Building Name

Reconstruction: Palace of Varieties (Palace Theatre) Oxford Street Manchester

Oxford Street
GMCA, England
New Build

In his reconstruction of 1913 Bertie Crewe retained the stage and basic shell of Darbyshire’s 1891 theatre building. Although the stalls of Darbyshire's theatre were already below street level it does nevertheless appear that Crewe may have been influenced by Richardson's Opera House, Manchester, in the design of his auditorium. Again there are two very large, slightly curved balconies of sixteen rows each, with the entrance foyer partly formed within the void of the first balcony. It also appears that Crewe may have been influenced by the Graeco-Roman style of the Opera House. His London Opera House (dem) and Shaftesbury Theatre of 1911 were both in an extremely opulent version of the French Renaissance style whereas the Palace and also his Golders Green Hippodrome, both of which opened in December 1913, are distinctly Graeco-Roman. But Crewe was no academic, as were Richardson and his partners. He was, however, a well-practised theatre architect and a comparison between the design of the Palace and the Opera House will clearly show this. Partly as a result of a more robust interpretation of the Neo-Classical repertoire, but also due to the more satisfactory overall proportions of the auditorium, the Palace is vastly superior theatrically. A major contributory factor is the way the wide, though not too deep, auditorium relates to the wide proscenium. The side walls are impressively articulated by ranges of boxes under curved and draped canopies, separated by giant fluted Ionic columns. The high ceiling has a central, coffered saucer-dome.

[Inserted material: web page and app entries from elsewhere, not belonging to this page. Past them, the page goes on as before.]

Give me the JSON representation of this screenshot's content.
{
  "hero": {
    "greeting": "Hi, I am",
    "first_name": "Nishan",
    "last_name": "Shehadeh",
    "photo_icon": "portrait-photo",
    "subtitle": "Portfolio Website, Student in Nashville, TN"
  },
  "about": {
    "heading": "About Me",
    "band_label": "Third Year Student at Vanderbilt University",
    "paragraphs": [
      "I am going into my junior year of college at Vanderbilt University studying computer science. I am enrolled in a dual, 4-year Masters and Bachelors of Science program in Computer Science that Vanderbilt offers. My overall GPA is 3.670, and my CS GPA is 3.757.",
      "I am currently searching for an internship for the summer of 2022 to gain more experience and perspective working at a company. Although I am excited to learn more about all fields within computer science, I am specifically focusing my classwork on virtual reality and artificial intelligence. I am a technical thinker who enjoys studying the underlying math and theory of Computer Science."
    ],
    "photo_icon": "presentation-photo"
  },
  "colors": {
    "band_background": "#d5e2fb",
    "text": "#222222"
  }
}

Following threats of closure to both the Palace and the Opera House in 1979, the Palace was chosen in early 1979 as Manchester's large touring theatre for the future. The initiative was taken by Mr Raymond Slater who purchased the building from Moss Empires. The Manchester Palace Theatre Trust was formed and a major restoration scheme put in hand. This included the acquisition of land and office buildings at the rear, allowing the stage to be extended by twenty feet. The fly tower was extended by twelve feet. Dressing rooms facilities were considerably enlarged and improved, and the orchestra pit was enlarged to accommodate 110 musicians. The first computerised box office system in Europe was installed

1896 Alteration: altered structurally; redecorated   Frank Matcham - Architect

1913 Alteration: auditorium reconstructed  Bertie Crewe – Architect

Reference           David Hilton VS Newsletter May 2001